Becca, 30, London, UK

If I moved or spoke, the rituals would have to start again

anon1-no-text I should start by saying I had the most wonderful of childhoods. I wanted for nothing, I laughed and most importantly I knew how much I was loved. It wasn’t until I was a lot older that I realised how unusual my upbringing had been and how hard my Mum was finding life.

My Mum has a checking form of OCD but she wasn’t diagnosed until she was much older. In fact it was me who googled OCD and said “I think it might be this”. Now in her 50’s she leads a good life and OCD lives alongside her, like an annoying little brat of a child who never flew the nest. Everything takes longer, everything is panic inducing and everything generally feels hard. My Mum has accepted that this is how she will feel for life which breaks my heart because I am sure we can fight it. Although to do that, we have to find out why it started 40 years ago and what the initial intrusive thoughts were and that is a Pandora’s box that is too frightening to open.

OCD has become a ‘cool’ thing to say about yourself and your love of stationery. I am even guilty of doing it myself. I see a lot of my Mum’s tendencies in myself, and I often panic at my ‘OCD ways’. The difference is I can stop it. As soon as I realise what I am doing, I stop the routine and think sod it, it doesn’t matter! My Mum can’t do that. OCD is all consuming, you can’t just turn it off. Years of my Mum’s life have been wasted checking, and I mean years. Luckily the world today is a different place and awareness is growing but it still shocks me how misunderstood and trivialised OCD is.


Categories: The Wall

Leave a Reply

Fill in your details below or click an icon to log in: Logo
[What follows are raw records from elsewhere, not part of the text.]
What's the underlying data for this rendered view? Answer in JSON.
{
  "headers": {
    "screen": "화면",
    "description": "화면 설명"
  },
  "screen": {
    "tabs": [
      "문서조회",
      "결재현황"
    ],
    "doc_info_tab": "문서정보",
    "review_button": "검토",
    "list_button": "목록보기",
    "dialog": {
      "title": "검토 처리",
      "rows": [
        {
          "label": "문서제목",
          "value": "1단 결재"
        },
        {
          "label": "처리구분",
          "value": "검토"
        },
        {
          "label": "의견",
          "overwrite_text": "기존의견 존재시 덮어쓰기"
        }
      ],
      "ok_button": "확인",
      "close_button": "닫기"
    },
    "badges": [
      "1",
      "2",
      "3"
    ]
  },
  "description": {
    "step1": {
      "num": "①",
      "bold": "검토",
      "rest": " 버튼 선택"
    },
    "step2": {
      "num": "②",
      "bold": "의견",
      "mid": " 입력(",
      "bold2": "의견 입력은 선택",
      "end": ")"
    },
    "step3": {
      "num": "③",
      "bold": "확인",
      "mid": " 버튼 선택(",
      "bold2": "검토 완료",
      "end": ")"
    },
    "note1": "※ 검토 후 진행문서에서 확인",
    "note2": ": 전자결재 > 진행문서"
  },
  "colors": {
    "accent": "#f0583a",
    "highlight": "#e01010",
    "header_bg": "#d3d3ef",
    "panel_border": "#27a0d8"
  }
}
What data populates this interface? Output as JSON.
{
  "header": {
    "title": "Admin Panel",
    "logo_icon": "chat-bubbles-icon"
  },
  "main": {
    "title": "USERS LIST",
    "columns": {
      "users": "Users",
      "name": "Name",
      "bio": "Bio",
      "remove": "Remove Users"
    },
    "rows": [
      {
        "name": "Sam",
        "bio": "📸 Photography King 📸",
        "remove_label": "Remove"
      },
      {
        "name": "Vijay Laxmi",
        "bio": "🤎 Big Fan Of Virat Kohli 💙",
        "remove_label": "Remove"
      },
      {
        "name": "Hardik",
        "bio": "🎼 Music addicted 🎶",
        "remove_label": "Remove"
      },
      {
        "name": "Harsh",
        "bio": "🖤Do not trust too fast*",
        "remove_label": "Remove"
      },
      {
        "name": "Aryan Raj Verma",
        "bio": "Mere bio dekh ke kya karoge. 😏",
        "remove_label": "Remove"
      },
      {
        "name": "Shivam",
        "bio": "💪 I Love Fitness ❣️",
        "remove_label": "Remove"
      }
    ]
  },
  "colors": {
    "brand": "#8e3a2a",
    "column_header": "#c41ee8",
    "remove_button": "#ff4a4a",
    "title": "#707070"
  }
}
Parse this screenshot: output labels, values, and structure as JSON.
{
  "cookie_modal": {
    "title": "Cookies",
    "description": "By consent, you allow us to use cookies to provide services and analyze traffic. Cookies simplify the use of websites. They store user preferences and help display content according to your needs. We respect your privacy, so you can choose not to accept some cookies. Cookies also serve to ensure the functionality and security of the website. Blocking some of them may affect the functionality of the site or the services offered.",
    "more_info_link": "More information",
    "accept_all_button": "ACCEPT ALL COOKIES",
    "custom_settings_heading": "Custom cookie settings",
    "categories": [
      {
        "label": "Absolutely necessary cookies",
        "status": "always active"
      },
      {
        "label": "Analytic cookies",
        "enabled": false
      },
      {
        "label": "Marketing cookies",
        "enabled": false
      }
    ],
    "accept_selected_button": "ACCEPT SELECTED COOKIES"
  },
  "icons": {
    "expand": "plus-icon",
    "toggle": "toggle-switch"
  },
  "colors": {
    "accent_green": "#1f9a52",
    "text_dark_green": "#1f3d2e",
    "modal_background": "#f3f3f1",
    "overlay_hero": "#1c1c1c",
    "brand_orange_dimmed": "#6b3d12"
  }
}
You are commenting using your account. Log Out /  Change )

Facebook photo

You are commenting using your Facebook account. Log Out /  Change )

Connecting to %s